* What you are asked to do:
Lines in the listing below containing the string "label" are to be identified and copied.

* Information:

__________________________________________________

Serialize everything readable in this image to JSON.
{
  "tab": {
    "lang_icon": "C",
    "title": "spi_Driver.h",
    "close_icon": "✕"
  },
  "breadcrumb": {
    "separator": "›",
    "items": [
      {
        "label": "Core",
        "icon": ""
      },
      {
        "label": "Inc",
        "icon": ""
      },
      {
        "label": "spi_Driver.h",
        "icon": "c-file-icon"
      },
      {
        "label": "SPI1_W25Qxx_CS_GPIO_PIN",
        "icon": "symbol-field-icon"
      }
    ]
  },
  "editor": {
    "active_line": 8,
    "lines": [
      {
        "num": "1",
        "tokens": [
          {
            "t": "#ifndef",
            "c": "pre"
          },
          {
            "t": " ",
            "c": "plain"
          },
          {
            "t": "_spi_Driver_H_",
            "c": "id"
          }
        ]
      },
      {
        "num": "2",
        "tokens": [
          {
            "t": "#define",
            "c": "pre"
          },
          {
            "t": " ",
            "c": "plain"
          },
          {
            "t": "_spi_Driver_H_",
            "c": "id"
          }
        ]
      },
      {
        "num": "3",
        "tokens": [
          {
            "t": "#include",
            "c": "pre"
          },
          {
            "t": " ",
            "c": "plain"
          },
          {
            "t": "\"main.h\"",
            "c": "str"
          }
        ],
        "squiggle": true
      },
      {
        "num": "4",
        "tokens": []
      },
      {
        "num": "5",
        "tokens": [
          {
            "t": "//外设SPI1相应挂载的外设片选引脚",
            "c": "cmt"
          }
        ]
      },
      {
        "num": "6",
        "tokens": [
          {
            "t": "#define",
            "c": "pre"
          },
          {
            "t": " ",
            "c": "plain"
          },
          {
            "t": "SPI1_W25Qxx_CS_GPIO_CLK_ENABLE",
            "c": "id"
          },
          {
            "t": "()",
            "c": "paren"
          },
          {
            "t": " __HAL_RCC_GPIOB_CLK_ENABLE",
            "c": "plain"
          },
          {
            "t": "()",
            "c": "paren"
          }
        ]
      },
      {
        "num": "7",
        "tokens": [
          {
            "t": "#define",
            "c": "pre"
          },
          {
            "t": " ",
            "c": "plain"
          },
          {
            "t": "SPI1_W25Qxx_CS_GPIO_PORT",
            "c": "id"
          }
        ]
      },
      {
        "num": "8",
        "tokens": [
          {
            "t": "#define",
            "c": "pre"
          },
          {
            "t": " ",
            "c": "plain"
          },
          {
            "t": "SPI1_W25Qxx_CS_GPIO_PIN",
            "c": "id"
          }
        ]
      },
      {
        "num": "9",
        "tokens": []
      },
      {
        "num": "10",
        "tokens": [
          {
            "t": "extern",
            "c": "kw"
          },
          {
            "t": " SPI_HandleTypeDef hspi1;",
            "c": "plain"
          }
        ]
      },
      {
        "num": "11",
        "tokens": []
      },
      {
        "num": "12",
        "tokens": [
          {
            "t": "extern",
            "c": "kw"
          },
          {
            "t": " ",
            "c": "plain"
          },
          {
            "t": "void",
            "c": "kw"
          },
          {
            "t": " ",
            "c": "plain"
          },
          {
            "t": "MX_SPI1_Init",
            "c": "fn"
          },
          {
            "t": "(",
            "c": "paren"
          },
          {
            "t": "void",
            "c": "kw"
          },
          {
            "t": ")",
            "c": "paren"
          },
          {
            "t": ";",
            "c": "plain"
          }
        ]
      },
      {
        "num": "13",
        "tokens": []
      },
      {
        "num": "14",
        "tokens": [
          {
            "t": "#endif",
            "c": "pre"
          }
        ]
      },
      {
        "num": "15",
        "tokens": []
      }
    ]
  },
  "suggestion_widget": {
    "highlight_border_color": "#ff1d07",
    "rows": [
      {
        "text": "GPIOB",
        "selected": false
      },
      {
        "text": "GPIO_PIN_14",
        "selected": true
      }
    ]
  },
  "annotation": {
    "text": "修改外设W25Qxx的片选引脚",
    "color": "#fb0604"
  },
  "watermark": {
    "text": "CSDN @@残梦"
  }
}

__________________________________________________

* Answer to this task:
        "label": "Core",
        "label": "Inc",
        "label": "spi_Driver.h",
        "label": "SPI1_W25Qxx_CS_GPIO_PIN",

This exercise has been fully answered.